What you are seeing here is three different piano instruments overlaid in order to produce the song that I was going for. You can see my sections that I’ve labeled with specific chord progressions (3->5->6 or 1->1->5->1->1->6) that I reused. You can see where I loop parts and so on. This is very much a work-in-progress so it’s rough, but as shown above it sounds like this:

This is my cheating.

This is me taking shortcuts to achieve the desired end-goal because I finally came around to a different view which you can look at in one of a couple ways:

  1. Technology enables me to compensate for my otherwise mediocre skills; or
  2. Technology enables me to take shortcuts to get to my end goal and thereby saves time.

If I had to follow a more traditional route, I would have to pound out each of these parts on a proper piano and when I landed on something I liked – write it out in note form. Then I’d have to add in each part I wanted to play to those sheets of music. Eventually, I’d land on the same composition and then I’d have to play it and practice until I was adept enough at playing it error free – I could record it. (To be fair, the recording process could have multiple takes with a sound engineer taking the best parts of each take in order to produce the final recording. So, still kind of cheating!)

Past me, from so many years ago, would have considered this cheating and said: “How dare you call yourself a musician or artist!” Today?

Well, today, I see it as a more efficient workflow that helps compensate for areas where I’m not so great but most importantly, allows me to land on a final composition faster. I hit the record button multiple times and capture my notes in MIDI form. I listen through it, pick out the parts I like the most for the feel I’m going for, and I create a composition. I’m still doing the work to create a finished product.

I also get to take advantage of the process. Accidentally hit an E note when I meant E flat? Fix in post processing. Accidentally get off beat when you didn’t mean to? Quantize it in post processing. Having troubles playing left and right hand pieces at the same time? Play them separate and combine them in post processing.

Quite honestly, I’m not sure it’s much different than using samples and loops in music which happens plenty. But taking these shortcuts, cheating, leaves me with an important question.

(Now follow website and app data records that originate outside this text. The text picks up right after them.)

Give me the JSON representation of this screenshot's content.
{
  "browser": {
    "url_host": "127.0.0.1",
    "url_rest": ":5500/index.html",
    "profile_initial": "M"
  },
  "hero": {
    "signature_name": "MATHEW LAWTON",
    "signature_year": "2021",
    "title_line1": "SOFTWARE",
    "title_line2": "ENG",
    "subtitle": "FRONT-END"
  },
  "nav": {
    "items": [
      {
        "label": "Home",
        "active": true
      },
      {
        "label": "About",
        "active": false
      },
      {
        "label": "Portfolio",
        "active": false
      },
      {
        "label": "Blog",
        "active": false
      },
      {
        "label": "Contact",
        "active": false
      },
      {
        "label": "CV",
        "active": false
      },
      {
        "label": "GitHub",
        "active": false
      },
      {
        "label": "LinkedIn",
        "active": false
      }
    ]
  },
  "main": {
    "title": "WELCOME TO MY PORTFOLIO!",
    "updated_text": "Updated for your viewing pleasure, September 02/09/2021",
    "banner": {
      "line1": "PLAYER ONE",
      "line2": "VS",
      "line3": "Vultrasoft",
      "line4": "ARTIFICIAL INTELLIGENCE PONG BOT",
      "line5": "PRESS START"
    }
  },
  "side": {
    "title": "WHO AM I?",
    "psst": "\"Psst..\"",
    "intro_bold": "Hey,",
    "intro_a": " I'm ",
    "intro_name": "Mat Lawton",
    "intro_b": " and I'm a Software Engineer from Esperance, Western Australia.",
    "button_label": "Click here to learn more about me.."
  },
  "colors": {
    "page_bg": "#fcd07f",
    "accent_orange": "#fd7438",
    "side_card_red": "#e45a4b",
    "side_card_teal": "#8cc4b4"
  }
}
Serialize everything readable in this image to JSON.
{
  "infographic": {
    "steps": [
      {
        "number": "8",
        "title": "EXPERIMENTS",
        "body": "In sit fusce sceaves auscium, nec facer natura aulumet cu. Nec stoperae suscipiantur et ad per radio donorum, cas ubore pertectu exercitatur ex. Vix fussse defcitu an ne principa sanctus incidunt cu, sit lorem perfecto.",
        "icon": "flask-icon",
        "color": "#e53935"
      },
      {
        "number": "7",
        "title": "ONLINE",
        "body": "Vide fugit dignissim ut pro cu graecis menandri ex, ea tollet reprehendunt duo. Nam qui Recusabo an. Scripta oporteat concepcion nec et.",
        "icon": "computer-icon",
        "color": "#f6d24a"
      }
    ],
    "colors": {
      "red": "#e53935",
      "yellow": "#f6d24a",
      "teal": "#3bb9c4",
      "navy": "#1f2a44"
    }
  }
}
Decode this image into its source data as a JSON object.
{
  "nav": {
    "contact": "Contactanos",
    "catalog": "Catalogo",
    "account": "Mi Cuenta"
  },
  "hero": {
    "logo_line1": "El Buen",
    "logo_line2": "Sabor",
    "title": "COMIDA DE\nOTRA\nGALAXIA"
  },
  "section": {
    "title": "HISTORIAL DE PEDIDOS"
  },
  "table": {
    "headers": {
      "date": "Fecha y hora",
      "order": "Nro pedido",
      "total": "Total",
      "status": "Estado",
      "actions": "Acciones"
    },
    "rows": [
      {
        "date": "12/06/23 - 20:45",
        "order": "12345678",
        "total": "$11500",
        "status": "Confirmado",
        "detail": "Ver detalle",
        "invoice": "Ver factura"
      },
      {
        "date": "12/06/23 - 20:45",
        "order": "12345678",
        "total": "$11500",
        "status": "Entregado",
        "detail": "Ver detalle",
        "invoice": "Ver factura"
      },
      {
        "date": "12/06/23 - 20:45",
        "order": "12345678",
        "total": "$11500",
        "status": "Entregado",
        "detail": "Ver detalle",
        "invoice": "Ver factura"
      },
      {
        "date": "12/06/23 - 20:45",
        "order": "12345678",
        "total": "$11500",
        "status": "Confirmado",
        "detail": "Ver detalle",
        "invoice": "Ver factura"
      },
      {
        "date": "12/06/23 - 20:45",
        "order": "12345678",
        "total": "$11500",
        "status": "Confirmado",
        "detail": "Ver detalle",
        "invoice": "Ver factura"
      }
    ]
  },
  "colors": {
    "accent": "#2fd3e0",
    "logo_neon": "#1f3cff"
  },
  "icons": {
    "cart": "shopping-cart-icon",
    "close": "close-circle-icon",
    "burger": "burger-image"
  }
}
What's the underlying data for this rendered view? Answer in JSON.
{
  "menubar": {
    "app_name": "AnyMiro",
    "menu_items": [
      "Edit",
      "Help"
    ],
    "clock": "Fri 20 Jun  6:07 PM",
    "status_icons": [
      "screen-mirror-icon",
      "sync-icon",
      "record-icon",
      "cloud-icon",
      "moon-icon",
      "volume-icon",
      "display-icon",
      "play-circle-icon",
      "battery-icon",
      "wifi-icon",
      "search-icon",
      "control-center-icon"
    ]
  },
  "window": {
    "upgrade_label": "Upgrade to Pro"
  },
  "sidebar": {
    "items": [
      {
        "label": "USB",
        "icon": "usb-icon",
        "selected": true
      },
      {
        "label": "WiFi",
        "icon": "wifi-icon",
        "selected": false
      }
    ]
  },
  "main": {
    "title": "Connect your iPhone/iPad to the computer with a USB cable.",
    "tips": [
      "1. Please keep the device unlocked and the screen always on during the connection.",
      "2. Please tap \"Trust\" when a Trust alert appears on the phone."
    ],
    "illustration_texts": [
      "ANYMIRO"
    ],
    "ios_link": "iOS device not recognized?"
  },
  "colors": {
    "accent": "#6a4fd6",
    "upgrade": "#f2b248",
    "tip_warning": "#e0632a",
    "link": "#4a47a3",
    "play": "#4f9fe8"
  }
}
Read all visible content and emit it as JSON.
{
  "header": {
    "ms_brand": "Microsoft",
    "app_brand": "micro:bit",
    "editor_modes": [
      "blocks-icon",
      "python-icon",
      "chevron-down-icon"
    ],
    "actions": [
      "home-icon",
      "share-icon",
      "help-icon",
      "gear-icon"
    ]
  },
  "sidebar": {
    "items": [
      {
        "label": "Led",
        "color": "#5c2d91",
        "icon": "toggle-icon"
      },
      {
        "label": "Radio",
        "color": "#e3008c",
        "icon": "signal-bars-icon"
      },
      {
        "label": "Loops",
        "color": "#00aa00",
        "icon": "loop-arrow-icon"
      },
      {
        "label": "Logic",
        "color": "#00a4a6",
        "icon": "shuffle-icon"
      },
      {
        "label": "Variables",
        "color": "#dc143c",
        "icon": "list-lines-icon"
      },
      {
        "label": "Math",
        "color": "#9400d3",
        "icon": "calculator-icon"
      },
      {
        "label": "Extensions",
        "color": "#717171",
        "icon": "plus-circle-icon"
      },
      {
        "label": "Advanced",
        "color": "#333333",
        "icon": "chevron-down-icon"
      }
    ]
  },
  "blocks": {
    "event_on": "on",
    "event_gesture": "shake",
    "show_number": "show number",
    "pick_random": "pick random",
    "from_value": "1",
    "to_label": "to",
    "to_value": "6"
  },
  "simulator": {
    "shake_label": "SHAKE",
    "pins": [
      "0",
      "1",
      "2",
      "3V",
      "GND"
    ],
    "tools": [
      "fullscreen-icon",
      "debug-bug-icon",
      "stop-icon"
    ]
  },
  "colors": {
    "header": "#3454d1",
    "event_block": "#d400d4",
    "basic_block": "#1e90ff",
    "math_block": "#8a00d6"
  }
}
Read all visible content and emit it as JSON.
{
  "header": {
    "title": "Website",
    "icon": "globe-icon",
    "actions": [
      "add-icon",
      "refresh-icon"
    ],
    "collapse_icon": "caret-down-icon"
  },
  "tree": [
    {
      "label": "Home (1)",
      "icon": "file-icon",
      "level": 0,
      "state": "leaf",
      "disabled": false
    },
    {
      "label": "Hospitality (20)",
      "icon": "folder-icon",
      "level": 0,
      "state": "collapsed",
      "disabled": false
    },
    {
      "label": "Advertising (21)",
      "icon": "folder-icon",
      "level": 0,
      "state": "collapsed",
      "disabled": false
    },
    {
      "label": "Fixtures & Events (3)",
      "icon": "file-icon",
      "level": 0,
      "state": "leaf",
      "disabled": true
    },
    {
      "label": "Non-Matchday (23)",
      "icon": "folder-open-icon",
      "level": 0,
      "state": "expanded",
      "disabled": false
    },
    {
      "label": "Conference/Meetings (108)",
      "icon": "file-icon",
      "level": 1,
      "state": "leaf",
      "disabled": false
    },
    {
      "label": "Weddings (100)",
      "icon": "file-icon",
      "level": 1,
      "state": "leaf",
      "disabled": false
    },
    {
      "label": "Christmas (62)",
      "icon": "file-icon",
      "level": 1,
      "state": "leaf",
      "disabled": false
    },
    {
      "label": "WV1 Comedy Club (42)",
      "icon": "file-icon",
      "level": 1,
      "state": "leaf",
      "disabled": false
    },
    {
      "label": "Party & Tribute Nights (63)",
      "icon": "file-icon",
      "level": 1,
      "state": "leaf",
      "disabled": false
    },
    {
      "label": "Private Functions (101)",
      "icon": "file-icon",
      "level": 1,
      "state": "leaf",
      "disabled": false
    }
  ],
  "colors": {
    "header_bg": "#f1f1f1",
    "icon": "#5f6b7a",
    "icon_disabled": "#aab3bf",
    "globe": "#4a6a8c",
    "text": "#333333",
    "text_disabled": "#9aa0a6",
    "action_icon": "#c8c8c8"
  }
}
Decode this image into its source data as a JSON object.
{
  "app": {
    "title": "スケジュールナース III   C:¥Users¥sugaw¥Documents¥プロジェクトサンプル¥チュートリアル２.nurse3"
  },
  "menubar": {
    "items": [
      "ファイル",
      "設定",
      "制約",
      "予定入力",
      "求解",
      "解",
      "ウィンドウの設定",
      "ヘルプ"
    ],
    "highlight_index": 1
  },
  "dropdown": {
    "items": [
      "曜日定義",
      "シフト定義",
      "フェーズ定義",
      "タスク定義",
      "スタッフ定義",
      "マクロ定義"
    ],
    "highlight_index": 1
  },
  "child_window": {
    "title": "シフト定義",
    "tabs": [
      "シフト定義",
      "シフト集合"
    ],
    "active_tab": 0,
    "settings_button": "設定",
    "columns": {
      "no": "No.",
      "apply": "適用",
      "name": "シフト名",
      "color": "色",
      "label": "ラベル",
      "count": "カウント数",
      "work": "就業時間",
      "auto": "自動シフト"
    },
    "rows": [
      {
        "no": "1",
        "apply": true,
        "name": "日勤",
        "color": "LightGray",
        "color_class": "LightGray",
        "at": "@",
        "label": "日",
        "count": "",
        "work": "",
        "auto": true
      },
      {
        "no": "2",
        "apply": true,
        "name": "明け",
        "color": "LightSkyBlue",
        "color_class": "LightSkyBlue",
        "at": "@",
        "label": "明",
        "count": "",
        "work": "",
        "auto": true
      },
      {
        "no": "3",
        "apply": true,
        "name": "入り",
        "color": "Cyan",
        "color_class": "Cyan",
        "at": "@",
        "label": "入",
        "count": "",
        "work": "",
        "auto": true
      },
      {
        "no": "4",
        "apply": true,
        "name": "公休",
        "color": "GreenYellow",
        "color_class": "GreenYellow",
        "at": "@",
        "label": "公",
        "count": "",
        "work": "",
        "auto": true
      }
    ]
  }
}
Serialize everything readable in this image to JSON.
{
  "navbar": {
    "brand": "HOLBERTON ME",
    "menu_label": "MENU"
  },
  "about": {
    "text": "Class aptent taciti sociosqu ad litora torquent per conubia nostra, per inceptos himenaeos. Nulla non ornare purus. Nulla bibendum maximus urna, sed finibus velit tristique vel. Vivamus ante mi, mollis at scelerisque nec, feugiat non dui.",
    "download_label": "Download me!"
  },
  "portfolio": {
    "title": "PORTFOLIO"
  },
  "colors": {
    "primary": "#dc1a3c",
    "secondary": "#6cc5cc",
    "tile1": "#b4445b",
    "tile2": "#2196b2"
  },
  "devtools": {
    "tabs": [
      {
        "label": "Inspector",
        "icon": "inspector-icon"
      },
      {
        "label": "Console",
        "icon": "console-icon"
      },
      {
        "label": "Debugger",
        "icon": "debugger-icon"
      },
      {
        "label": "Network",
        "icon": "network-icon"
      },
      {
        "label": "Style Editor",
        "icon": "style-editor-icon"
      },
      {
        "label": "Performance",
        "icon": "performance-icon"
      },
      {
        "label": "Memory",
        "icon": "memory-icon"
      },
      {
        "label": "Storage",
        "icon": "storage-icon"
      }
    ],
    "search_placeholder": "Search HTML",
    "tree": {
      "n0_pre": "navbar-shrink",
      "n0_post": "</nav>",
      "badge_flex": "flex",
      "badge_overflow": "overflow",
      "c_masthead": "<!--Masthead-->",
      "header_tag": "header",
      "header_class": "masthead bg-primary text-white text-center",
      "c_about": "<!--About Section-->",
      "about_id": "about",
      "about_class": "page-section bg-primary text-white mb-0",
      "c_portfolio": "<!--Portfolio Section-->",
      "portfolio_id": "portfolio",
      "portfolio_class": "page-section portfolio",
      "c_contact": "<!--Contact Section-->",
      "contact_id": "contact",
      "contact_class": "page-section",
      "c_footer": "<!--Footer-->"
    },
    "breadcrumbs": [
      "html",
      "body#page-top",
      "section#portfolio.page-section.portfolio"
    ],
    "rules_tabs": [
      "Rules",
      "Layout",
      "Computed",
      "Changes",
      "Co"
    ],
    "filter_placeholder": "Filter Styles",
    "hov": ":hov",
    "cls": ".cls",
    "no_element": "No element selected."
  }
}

If you can cheat your way to a finished product, what makes you an artist?

Really, we have to answer that for ourselves.

I think it’s different for everyone. For me, I consider myself an artist because I practice hard and work at it every day. When I’m not producing something of my own, I am reading about other works or researching information that might make me better. One of the most telling things is that when you look at my desk, you won’t see a single book related to my day job but you will see lots of instruction books and printouts related to drawing, painting, and music.

Feel free to tell me what makes you an artist via email or at Twitter!

Sincerely,

Achira

P.S. Another way to think about whether or not you are an artist is simply this: are you creating art? My partner once relayed a quote to me that went something like, “You are a writer as long as you are writing every day.” If you are doing the art you enjoy, actively pursuing it in your life, then you get to call yourself an artist regardless of your commercial success status.